Mental health is a part of life. We need to give our brains the utmost care in order for the rest of our bodies to function. Unfortunately, mental health care and mental illness are often talked about in hushed whispers. In order to break the stigmas we have to normalize its presence in our society, celebrate people when they share their struggles, and strive to do better for those who cannot advocate for themselves.
A necessary part of that process involves learning more about the history of mental health care and attitudes about mental illness. For centuries, many cultures did not recognize mental illnesses as medical conditions. Instead, people living with mental illness were often believed to have dirty minds, be possessed, or in need of religious intervention. These negative attitudes, fears, and lack of knowledge stigmatized individuals and perpetuated the need to improve mental health institutions.
In the United States, the first part of the 20th century was a time of great improvements in mental health care. One of the most significant developments occurred in 1909, when Clifford Beers founded the National Committee for Mental Hygiene. Now known as Mental Health America (MHA), the mission of the nonprofit organization is to provide better care and intervention for Americans struggling with mental illness. In 1949, the MHA started the first Mental Health Month, which the Obama administration celebrated in 2013 by expanding mental health care support under the Affordable Care Act.
Although mental health is a year-round concern, Mental Health Month brings it to the forefront of public discourse. The purpose of the month-long event is to raise as much awareness as possible, educate the public, and advocate for others. For Mental Health Month 2022, Nature’s Grace and Wellness has pushed our Spark the Conversation campaign throughout various dispensaries in Illinois. Dozens of budristas participated in our mental health workshop, where they learned about mental health conditions, tips for centering the self when struggling with mental health concerns, and how to talk about them with others. We hope that the cannabis industry professionals who complete the workshop can go on to become ambassadors within their communities, and better serve the patients and customers they interact with every day.
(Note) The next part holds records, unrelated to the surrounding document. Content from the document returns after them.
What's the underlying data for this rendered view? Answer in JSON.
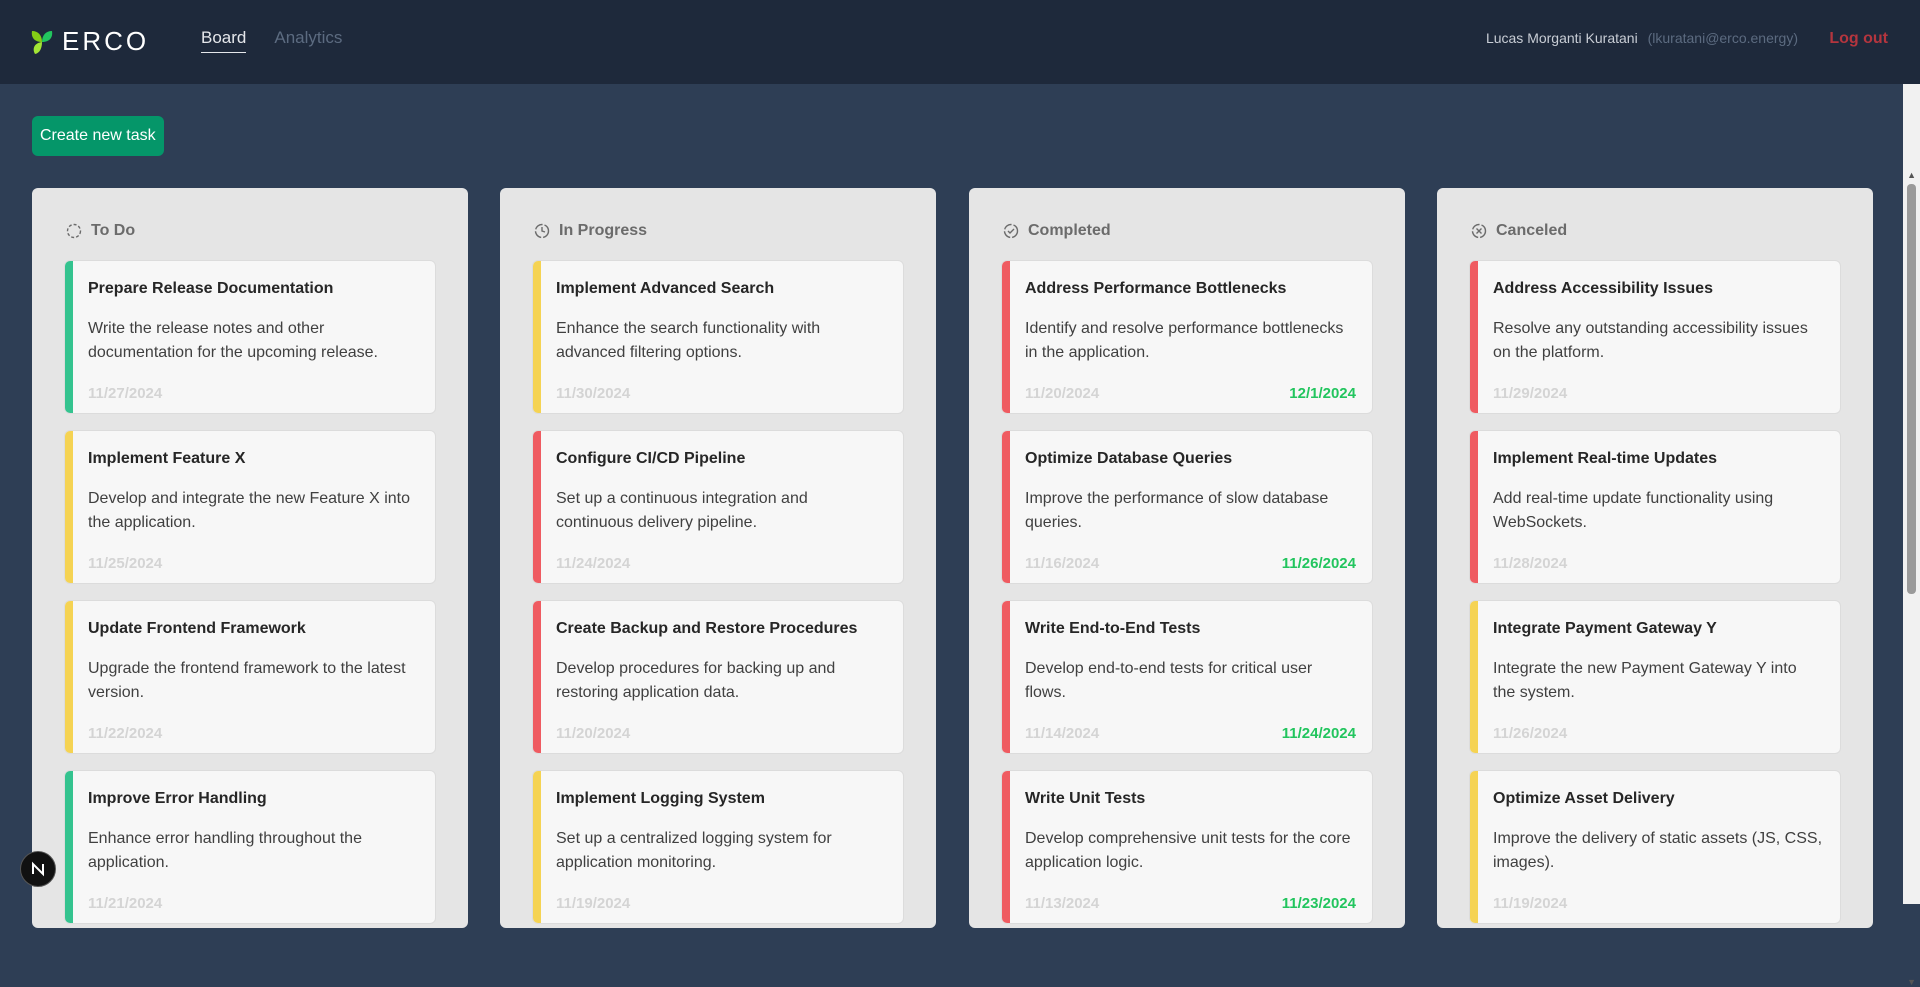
{
  "header": {
    "brand": "ERCO",
    "nav": [
      {
        "label": "Board"
      },
      {
        "label": "Analytics"
      }
    ],
    "user_name": "Lucas Morganti Kuratani",
    "user_email": "(lkuratani@erco.energy)",
    "logout_label": "Log out"
  },
  "toolbar": {
    "create_label": "Create new task"
  },
  "colors": {
    "green": "#34c38f",
    "yellow": "#f5d353",
    "red": "#ef5b61",
    "done_date": "#22c55e",
    "create_button": "#059669"
  },
  "columns": [
    {
      "title": "To Do",
      "icon": "dashed-circle-icon",
      "cards": [
        {
          "title": "Prepare Release Documentation",
          "desc": "Write the release notes and other documentation for the upcoming release.",
          "date": "11/27/2024",
          "priority": "green"
        },
        {
          "title": "Implement Feature X",
          "desc": "Develop and integrate the new Feature X into the application.",
          "date": "11/25/2024",
          "priority": "yellow"
        },
        {
          "title": "Update Frontend Framework",
          "desc": "Upgrade the frontend framework to the latest version.",
          "date": "11/22/2024",
          "priority": "yellow"
        },
        {
          "title": "Improve Error Handling",
          "desc": "Enhance error handling throughout the application.",
          "date": "11/21/2024",
          "priority": "green"
        }
      ]
    },
    {
      "title": "In Progress",
      "icon": "progress-circle-icon",
      "cards": [
        {
          "title": "Implement Advanced Search",
          "desc": "Enhance the search functionality with advanced filtering options.",
          "date": "11/30/2024",
          "priority": "yellow"
        },
        {
          "title": "Configure CI/CD Pipeline",
          "desc": "Set up a continuous integration and continuous delivery pipeline.",
          "date": "11/24/2024",
          "priority": "red"
        },
        {
          "title": "Create Backup and Restore Procedures",
          "desc": "Develop procedures for backing up and restoring application data.",
          "date": "11/20/2024",
          "priority": "red"
        },
        {
          "title": "Implement Logging System",
          "desc": "Set up a centralized logging system for application monitoring.",
          "date": "11/19/2024",
          "priority": "yellow"
        }
      ]
    },
    {
      "title": "Completed",
      "icon": "check-circle-icon",
      "cards": [
        {
          "title": "Address Performance Bottlenecks",
          "desc": "Identify and resolve performance bottlenecks in the application.",
          "date": "11/20/2024",
          "done": "12/1/2024",
          "priority": "red"
        },
        {
          "title": "Optimize Database Queries",
          "desc": "Improve the performance of slow database queries.",
          "date": "11/16/2024",
          "done": "11/26/2024",
          "priority": "red"
        },
        {
          "title": "Write End-to-End Tests",
          "desc": "Develop end-to-end tests for critical user flows.",
          "date": "11/14/2024",
          "done": "11/24/2024",
          "priority": "red"
        },
        {
          "title": "Write Unit Tests",
          "desc": "Develop comprehensive unit tests for the core application logic.",
          "date": "11/13/2024",
          "done": "11/23/2024",
          "priority": "red"
        }
      ]
    },
    {
      "title": "Canceled",
      "icon": "x-circle-icon",
      "cards": [
        {
          "title": "Address Accessibility Issues",
          "desc": "Resolve any outstanding accessibility issues on the platform.",
          "date": "11/29/2024",
          "priority": "red"
        },
        {
          "title": "Implement Real-time Updates",
          "desc": "Add real-time update functionality using WebSockets.",
          "date": "11/28/2024",
          "priority": "red"
        },
        {
          "title": "Integrate Payment Gateway Y",
          "desc": "Integrate the new Payment Gateway Y into the system.",
          "date": "11/26/2024",
          "priority": "yellow"
        },
        {
          "title": "Optimize Asset Delivery",
          "desc": "Improve the delivery of static assets (JS, CSS, images).",
          "date": "11/19/2024",
          "priority": "yellow"
        }
      ]
    }
  ],
  "dev_badge": "N"
}
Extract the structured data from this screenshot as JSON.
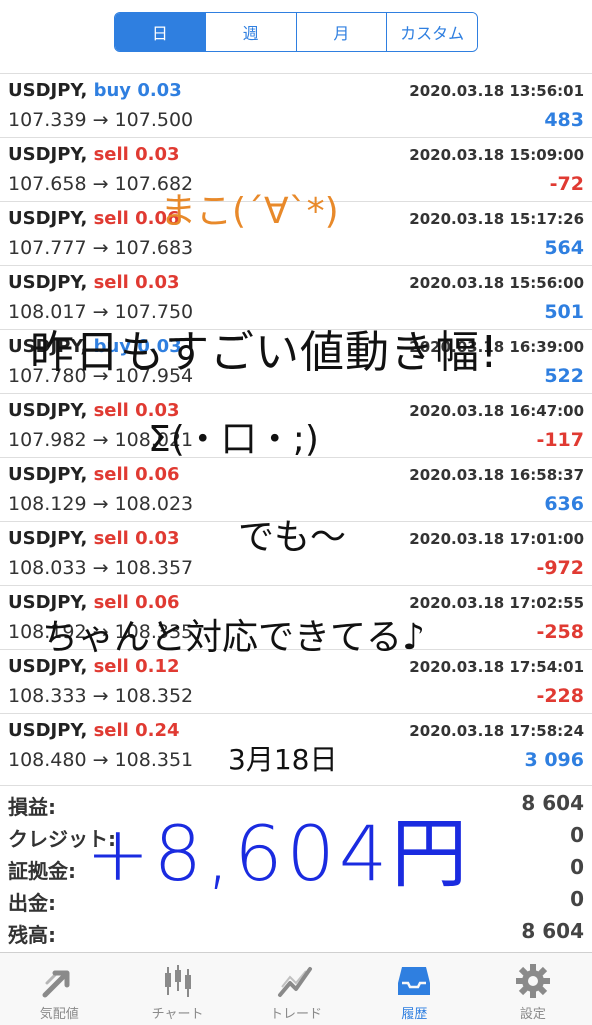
{
  "tabs": [
    {
      "label": "日",
      "active": true
    },
    {
      "label": "週",
      "active": false
    },
    {
      "label": "月",
      "active": false
    },
    {
      "label": "カスタム",
      "active": false
    }
  ],
  "trades": [
    {
      "symbol": "USDJPY,",
      "type": "buy",
      "volume": "0.03",
      "date": "2020.03.18 13:56:01",
      "open": "107.339",
      "close": "107.500",
      "profit": "483"
    },
    {
      "symbol": "USDJPY,",
      "type": "sell",
      "volume": "0.03",
      "date": "2020.03.18 15:09:00",
      "open": "107.658",
      "close": "107.682",
      "profit": "-72"
    },
    {
      "symbol": "USDJPY,",
      "type": "sell",
      "volume": "0.06",
      "date": "2020.03.18 15:17:26",
      "open": "107.777",
      "close": "107.683",
      "profit": "564"
    },
    {
      "symbol": "USDJPY,",
      "type": "sell",
      "volume": "0.03",
      "date": "2020.03.18 15:56:00",
      "open": "108.017",
      "close": "107.750",
      "profit": "501"
    },
    {
      "symbol": "USDJPY,",
      "type": "buy",
      "volume": "0.03",
      "date": "2020.03.18 16:39:00",
      "open": "107.780",
      "close": "107.954",
      "profit": "522"
    },
    {
      "symbol": "USDJPY,",
      "type": "sell",
      "volume": "0.03",
      "date": "2020.03.18 16:47:00",
      "open": "107.982",
      "close": "108.021",
      "profit": "-117"
    },
    {
      "symbol": "USDJPY,",
      "type": "sell",
      "volume": "0.06",
      "date": "2020.03.18 16:58:37",
      "open": "108.129",
      "close": "108.023",
      "profit": "636"
    },
    {
      "symbol": "USDJPY,",
      "type": "sell",
      "volume": "0.03",
      "date": "2020.03.18 17:01:00",
      "open": "108.033",
      "close": "108.357",
      "profit": "-972"
    },
    {
      "symbol": "USDJPY,",
      "type": "sell",
      "volume": "0.06",
      "date": "2020.03.18 17:02:55",
      "open": "108.192",
      "close": "108.335",
      "profit": "-258"
    },
    {
      "symbol": "USDJPY,",
      "type": "sell",
      "volume": "0.12",
      "date": "2020.03.18 17:54:01",
      "open": "108.333",
      "close": "108.352",
      "profit": "-228"
    },
    {
      "symbol": "USDJPY,",
      "type": "sell",
      "volume": "0.24",
      "date": "2020.03.18 17:58:24",
      "open": "108.480",
      "close": "108.351",
      "profit": "3 096"
    }
  ],
  "summary": [
    {
      "label": "損益:",
      "value": "8 604"
    },
    {
      "label": "クレジット:",
      "value": "0"
    },
    {
      "label": "証拠金:",
      "value": "0"
    },
    {
      "label": "出金:",
      "value": "0"
    },
    {
      "label": "残高:",
      "value": "8 604"
    }
  ],
  "bottom_tabs": [
    {
      "label": "気配値",
      "icon": "quotes-arrow-icon",
      "active": false
    },
    {
      "label": "チャート",
      "icon": "candlestick-chart-icon",
      "active": false
    },
    {
      "label": "トレード",
      "icon": "trade-line-icon",
      "active": false
    },
    {
      "label": "履歴",
      "icon": "history-tray-icon",
      "active": true
    },
    {
      "label": "設定",
      "icon": "gear-icon",
      "active": false
    }
  ],
  "handwriting": {
    "face": "まこ(´∀`*)",
    "line1": "昨日もすごい値動き幅!",
    "line2": "Σ(・口・;)",
    "line3": "でも〜",
    "line4": "ちゃんと対応できてる♪",
    "date": "3月18日",
    "total": "+8,604円"
  },
  "colors": {
    "accent": "#2f7fe0",
    "sell": "#e03a32",
    "orange": "#e8892a",
    "handblue": "#1a2be0"
  }
}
Sharing our lived experiences and sparking the conversation about mental health can help to break the stigmas and let others know they are not alone.
“Take care of your brain- it runs the whole machine”—AHJR